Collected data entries

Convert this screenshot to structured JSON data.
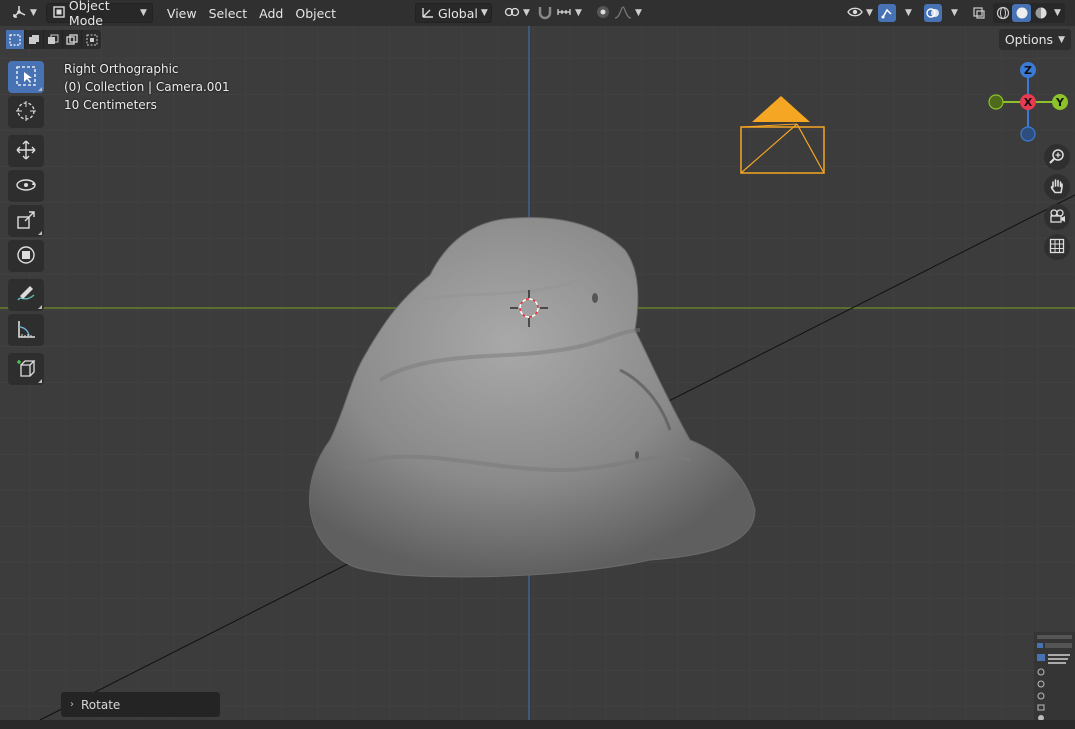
{
  "header": {
    "editor_type_icon": "axis-editor-icon",
    "mode": "Object Mode",
    "menus": [
      "View",
      "Select",
      "Add",
      "Object"
    ],
    "transform_orientation": "Global",
    "pivot_icon": "link-pivot-icon",
    "snap_icon": "magnet-icon",
    "proportional_icon": "proportional-edit-icon",
    "visibility_icon": "eye-icon",
    "gizmo_icon": "gizmo-icon",
    "overlay_icon": "overlay-icon",
    "xray_icon": "xray-icon",
    "shading_modes": [
      "wireframe",
      "solid",
      "material"
    ]
  },
  "subheader": {
    "options_label": "Options",
    "selection_modes": [
      "set",
      "extend",
      "subtract",
      "difference",
      "intersect"
    ]
  },
  "toolbar": {
    "tools": [
      "select-box",
      "cursor",
      "move",
      "rotate",
      "scale",
      "transform",
      "annotate",
      "measure",
      "add-cube"
    ],
    "active": "select-box"
  },
  "viewport_info": {
    "view_name": "Right Orthographic",
    "collection": "(0) Collection | Camera.001",
    "scale": "10 Centimeters"
  },
  "gizmo": {
    "axes": [
      "Z",
      "X",
      "Y"
    ],
    "colors": {
      "x": "#e83a52",
      "y": "#8cc22a",
      "z": "#3b7bd6"
    }
  },
  "nav_buttons": [
    "zoom-icon",
    "pan-hand-icon",
    "camera-view-icon",
    "grid-ortho-icon"
  ],
  "operator_panel": {
    "label": "Rotate"
  },
  "colors": {
    "header_bg": "#303030",
    "viewport_bg": "#3c3c3c",
    "accent": "#4772b3",
    "camera": "#f5a623",
    "mesh": "#8a8a8a"
  }
}
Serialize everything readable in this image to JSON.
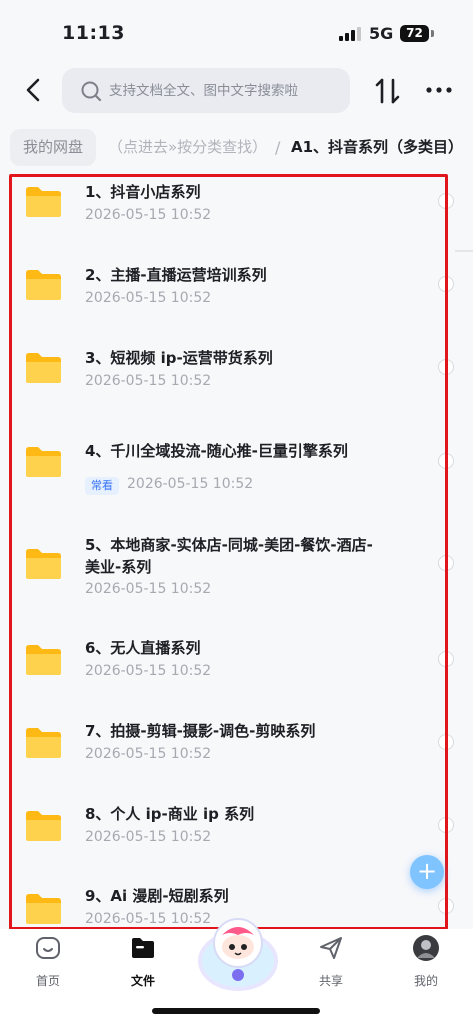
{
  "status_bar": {
    "time": "11:13",
    "network": "5G",
    "battery": "72"
  },
  "search": {
    "placeholder": "支持文档全文、图中文字搜索啦"
  },
  "breadcrumb": {
    "root": "我的网盘",
    "middle": "（点进去»按分类查找）",
    "separator": "/",
    "current": "A1、抖音系列（多类目）"
  },
  "files": [
    {
      "name": "1、抖音小店系列",
      "date": "2026-05-15 10:52"
    },
    {
      "name": "2、主播-直播运营培训系列",
      "date": "2026-05-15 10:52"
    },
    {
      "name": "3、短视频 ip-运营带货系列",
      "date": "2026-05-15 10:52"
    },
    {
      "name": "4、千川全域投流-随心推-巨量引擎系列",
      "date": "2026-05-15 10:52",
      "tag": "常看"
    },
    {
      "name": "5、本地商家-实体店-同城-美团-餐饮-酒店-美业-系列",
      "date": "2026-05-15 10:52"
    },
    {
      "name": "6、无人直播系列",
      "date": "2026-05-15 10:52"
    },
    {
      "name": "7、拍摄-剪辑-摄影-调色-剪映系列",
      "date": "2026-05-15 10:52"
    },
    {
      "name": "8、个人 ip-商业 ip 系列",
      "date": "2026-05-15 10:52"
    },
    {
      "name": "9、Ai 漫剧-短剧系列",
      "date": "2026-05-15 10:52"
    }
  ],
  "fab": {
    "label": "+"
  },
  "tabbar": {
    "items": [
      {
        "label": "首页",
        "icon": "home-icon"
      },
      {
        "label": "文件",
        "icon": "folder-icon",
        "active": true
      },
      {
        "label": "共享",
        "icon": "share-plane-icon"
      },
      {
        "label": "我的",
        "icon": "avatar-icon"
      }
    ]
  },
  "colors": {
    "accent": "#3773f5",
    "highlight_frame": "#e0161c",
    "folder": "#ffc93a"
  }
}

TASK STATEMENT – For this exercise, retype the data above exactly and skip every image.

RESPONSE TO THE TASK –
Convert this screenshot to structured JSON data.
{
  "header": {
    "editor_type_icon": "axis-editor-icon",
    "mode": "Object Mode",
    "menus": [
      "View",
      "Select",
      "Add",
      "Object"
    ],
    "transform_orientation": "Global",
    "pivot_icon": "link-pivot-icon",
    "snap_icon": "magnet-icon",
    "proportional_icon": "proportional-edit-icon",
    "visibility_icon": "eye-icon",
    "gizmo_icon": "gizmo-icon",
    "overlay_icon": "overlay-icon",
    "xray_icon": "xray-icon",
    "shading_modes": [
      "wireframe",
      "solid",
      "material"
    ]
  },
  "subheader": {
    "options_label": "Options",
    "selection_modes": [
      "set",
      "extend",
      "subtract",
      "difference",
      "intersect"
    ]
  },
  "toolbar": {
    "tools": [
      "select-box",
      "cursor",
      "move",
      "rotate",
      "scale",
      "transform",
      "annotate",
      "measure",
      "add-cube"
    ],
    "active": "select-box"
  },
  "viewport_info": {
    "view_name": "Right Orthographic",
    "collection": "(0) Collection | Camera.001",
    "scale": "10 Centimeters"
  },
  "gizmo": {
    "axes": [
      "Z",
      "X",
      "Y"
    ],
    "colors": {
      "x": "#e83a52",
      "y": "#8cc22a",
      "z": "#3b7bd6"
    }
  },
  "nav_buttons": [
    "zoom-icon",
    "pan-hand-icon",
    "camera-view-icon",
    "grid-ortho-icon"
  ],
  "operator_panel": {
    "label": "Rotate"
  },
  "colors": {
    "header_bg": "#303030",
    "viewport_bg": "#3c3c3c",
    "accent": "#4772b3",
    "camera": "#f5a623",
    "mesh": "#8a8a8a"
  }
}
Serialize everything readable in this image to JSON.
{
  "status_bar": {
    "time": "11:13",
    "network": "5G",
    "battery": "72"
  },
  "search": {
    "placeholder": "支持文档全文、图中文字搜索啦"
  },
  "breadcrumb": {
    "root": "我的网盘",
    "middle": "（点进去»按分类查找）",
    "separator": "/",
    "current": "A1、抖音系列（多类目）"
  },
  "files": [
    {
      "name": "1、抖音小店系列",
      "date": "2026-05-15 10:52"
    },
    {
      "name": "2、主播-直播运营培训系列",
      "date": "2026-05-15 10:52"
    },
    {
      "name": "3、短视频 ip-运营带货系列",
      "date": "2026-05-15 10:52"
    },
    {
      "name": "4、千川全域投流-随心推-巨量引擎系列",
      "date": "2026-05-15 10:52",
      "tag": "常看"
    },
    {
      "name": "5、本地商家-实体店-同城-美团-餐饮-酒店-美业-系列",
      "date": "2026-05-15 10:52"
    },
    {
      "name": "6、无人直播系列",
      "date": "2026-05-15 10:52"
    },
    {
      "name": "7、拍摄-剪辑-摄影-调色-剪映系列",
      "date": "2026-05-15 10:52"
    },
    {
      "name": "8、个人 ip-商业 ip 系列",
      "date": "2026-05-15 10:52"
    },
    {
      "name": "9、Ai 漫剧-短剧系列",
      "date": "2026-05-15 10:52"
    }
  ],
  "fab": {
    "label": "+"
  },
  "tabbar": {
    "items": [
      {
        "label": "首页",
        "icon": "home-icon"
      },
      {
        "label": "文件",
        "icon": "folder-icon",
        "active": true
      },
      {
        "label": "共享",
        "icon": "share-plane-icon"
      },
      {
        "label": "我的",
        "icon": "avatar-icon"
      }
    ]
  },
  "colors": {
    "accent": "#3773f5",
    "highlight_frame": "#e0161c",
    "folder": "#ffc93a"
  }
}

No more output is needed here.